* [WORK ORDER]: A single number is the whole answer: the count of lines in these entries that hold "username".

* [DATA TO PROCESS]:
|---|
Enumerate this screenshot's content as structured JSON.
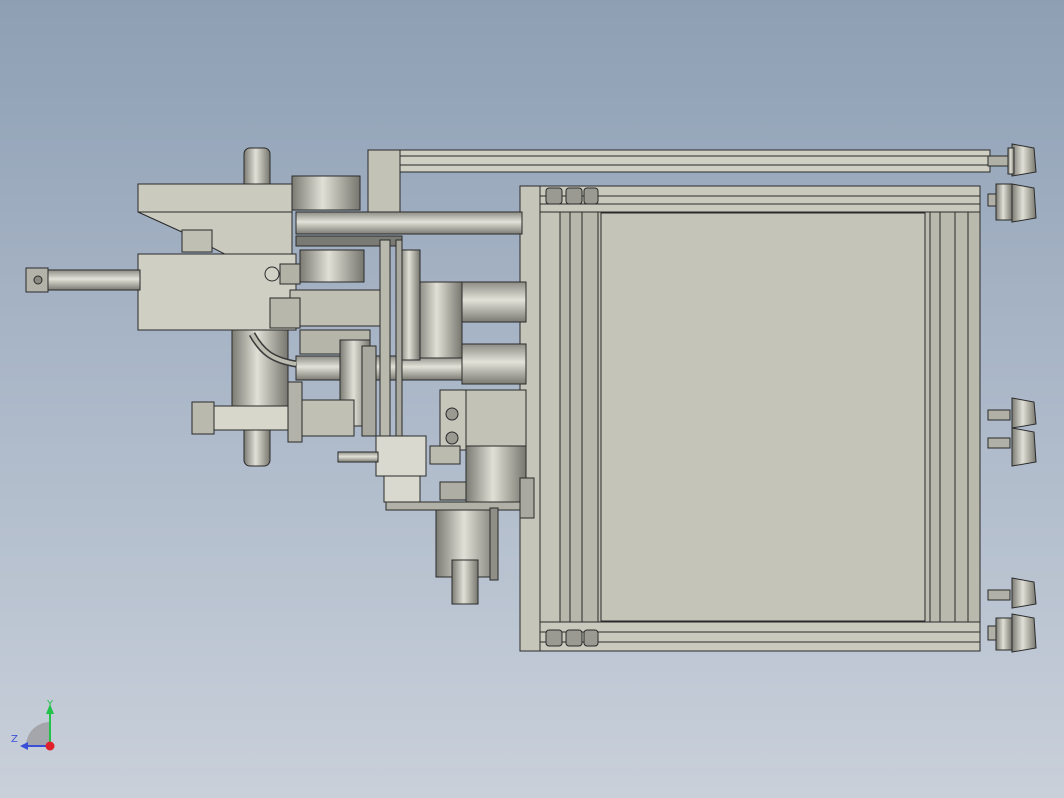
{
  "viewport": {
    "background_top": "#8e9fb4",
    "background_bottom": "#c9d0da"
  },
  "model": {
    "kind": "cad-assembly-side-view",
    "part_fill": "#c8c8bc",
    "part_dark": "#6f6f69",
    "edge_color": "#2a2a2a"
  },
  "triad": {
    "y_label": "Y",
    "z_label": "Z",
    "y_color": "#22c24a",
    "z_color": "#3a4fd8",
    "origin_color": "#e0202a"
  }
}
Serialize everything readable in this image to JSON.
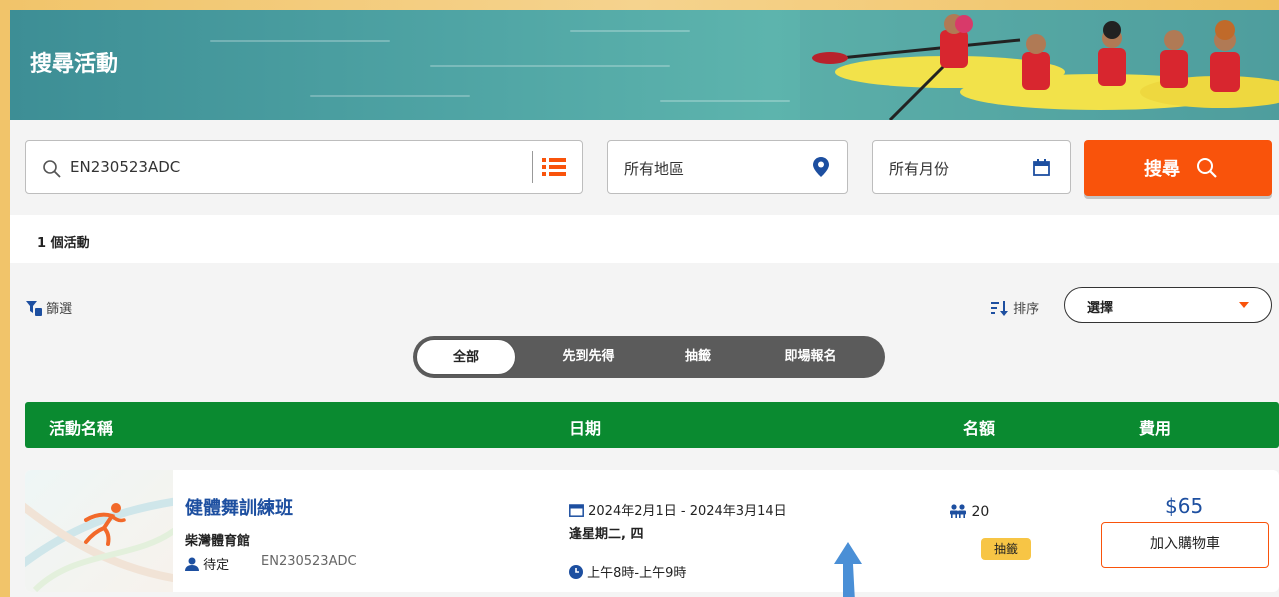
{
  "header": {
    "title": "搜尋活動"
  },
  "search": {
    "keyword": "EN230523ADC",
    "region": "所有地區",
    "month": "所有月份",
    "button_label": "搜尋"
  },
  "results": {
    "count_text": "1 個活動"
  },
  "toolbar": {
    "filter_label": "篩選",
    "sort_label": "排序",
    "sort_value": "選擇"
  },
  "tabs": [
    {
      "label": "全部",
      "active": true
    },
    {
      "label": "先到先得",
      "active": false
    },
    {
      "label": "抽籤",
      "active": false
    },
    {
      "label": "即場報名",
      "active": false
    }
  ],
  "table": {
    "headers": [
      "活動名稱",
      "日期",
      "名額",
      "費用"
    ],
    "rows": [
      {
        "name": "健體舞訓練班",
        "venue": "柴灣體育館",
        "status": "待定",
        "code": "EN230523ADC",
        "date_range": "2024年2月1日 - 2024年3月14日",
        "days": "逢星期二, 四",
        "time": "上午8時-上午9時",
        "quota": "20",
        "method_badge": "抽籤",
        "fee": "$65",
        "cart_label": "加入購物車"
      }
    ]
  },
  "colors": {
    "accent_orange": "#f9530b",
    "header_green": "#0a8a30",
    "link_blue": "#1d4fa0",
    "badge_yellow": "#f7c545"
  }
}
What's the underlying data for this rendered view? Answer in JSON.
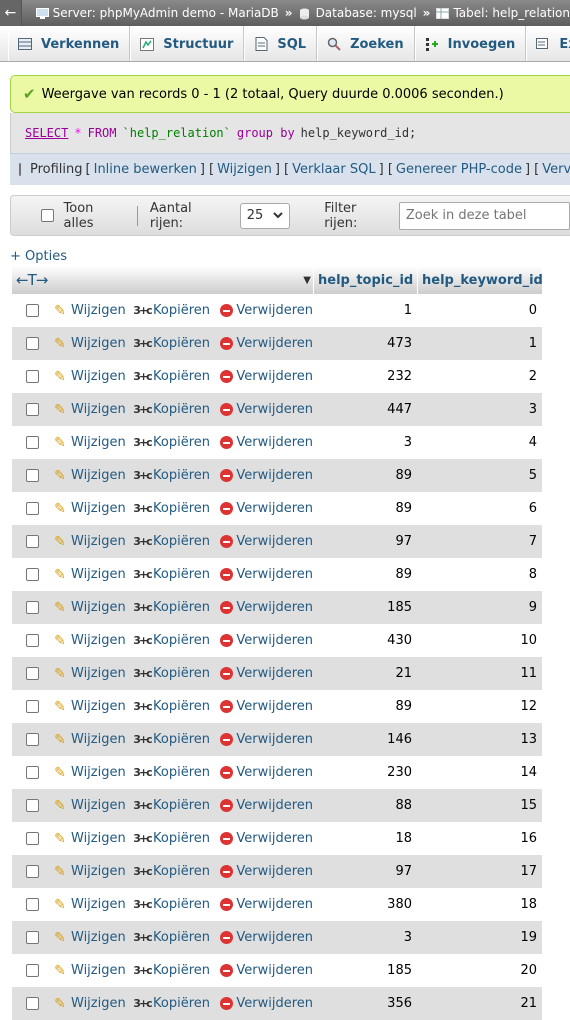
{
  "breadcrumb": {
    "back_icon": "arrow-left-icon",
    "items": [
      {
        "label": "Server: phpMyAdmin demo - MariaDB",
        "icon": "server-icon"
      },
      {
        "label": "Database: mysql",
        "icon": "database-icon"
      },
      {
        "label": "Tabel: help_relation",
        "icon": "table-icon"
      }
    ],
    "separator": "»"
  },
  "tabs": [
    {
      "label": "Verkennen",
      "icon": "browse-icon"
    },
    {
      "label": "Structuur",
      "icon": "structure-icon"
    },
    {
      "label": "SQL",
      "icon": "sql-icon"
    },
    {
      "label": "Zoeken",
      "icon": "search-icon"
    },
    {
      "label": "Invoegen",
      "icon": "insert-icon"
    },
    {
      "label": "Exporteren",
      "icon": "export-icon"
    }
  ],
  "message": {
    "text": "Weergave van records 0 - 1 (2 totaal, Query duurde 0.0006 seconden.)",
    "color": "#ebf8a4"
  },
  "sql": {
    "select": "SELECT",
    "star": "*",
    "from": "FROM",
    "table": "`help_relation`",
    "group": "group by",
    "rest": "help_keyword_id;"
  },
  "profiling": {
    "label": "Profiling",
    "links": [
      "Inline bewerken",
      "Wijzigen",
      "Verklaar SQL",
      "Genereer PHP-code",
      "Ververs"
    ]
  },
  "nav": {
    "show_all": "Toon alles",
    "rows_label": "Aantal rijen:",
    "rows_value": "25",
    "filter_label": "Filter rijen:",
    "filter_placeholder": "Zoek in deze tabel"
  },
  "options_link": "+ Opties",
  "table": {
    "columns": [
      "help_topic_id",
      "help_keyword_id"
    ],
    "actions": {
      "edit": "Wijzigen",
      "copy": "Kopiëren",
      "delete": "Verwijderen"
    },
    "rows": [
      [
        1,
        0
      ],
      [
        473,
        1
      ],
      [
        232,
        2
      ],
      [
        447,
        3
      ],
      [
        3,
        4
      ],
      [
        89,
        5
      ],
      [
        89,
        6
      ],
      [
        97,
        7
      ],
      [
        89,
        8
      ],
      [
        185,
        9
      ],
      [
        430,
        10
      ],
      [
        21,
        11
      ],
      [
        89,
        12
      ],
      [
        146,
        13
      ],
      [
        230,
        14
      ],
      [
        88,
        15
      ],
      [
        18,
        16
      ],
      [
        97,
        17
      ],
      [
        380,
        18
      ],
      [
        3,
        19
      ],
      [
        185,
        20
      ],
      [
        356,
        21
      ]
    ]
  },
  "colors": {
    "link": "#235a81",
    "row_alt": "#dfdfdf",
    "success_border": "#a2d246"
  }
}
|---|
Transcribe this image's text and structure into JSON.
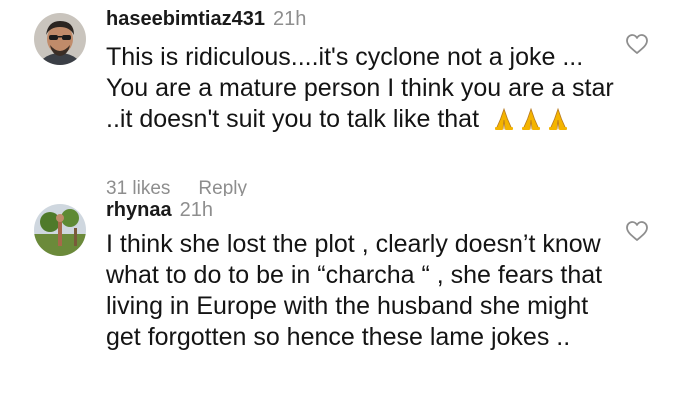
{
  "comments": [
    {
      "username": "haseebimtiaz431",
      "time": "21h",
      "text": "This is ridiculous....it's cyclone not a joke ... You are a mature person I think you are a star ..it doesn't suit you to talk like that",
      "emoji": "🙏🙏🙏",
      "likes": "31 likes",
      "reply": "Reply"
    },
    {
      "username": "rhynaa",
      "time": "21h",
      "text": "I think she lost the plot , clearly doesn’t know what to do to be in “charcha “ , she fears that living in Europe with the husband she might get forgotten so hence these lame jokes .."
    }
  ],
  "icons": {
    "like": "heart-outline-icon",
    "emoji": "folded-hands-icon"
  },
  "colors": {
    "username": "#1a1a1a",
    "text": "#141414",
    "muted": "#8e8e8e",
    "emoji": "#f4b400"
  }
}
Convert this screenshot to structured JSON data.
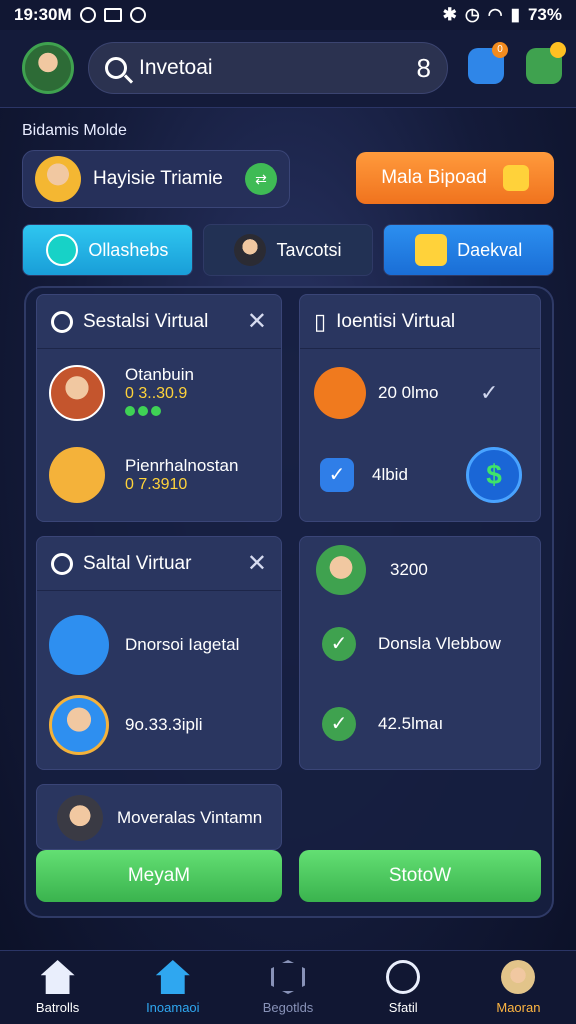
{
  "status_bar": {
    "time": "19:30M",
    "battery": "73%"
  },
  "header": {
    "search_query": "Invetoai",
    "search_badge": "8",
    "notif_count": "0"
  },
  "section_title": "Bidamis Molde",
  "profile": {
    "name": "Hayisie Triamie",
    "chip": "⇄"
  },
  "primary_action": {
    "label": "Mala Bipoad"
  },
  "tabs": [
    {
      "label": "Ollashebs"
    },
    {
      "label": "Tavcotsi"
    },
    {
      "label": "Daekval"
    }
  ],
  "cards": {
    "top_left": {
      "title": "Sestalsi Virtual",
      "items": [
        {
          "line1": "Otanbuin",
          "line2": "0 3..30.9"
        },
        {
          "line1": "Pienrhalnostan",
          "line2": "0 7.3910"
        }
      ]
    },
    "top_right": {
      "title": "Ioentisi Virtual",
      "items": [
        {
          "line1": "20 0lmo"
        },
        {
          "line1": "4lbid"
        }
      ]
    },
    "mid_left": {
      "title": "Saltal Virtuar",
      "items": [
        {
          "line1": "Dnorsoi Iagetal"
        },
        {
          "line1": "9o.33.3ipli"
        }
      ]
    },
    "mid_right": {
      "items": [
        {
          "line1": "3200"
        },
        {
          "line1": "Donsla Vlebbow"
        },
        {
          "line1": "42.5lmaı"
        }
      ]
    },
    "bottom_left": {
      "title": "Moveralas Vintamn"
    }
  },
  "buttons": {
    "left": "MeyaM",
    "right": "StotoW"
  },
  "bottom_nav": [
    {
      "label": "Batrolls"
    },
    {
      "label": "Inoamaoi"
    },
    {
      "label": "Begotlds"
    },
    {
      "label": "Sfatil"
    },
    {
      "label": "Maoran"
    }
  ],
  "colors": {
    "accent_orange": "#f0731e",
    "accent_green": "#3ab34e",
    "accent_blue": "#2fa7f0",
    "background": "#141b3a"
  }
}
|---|
* [ANSWER SECTION]: 3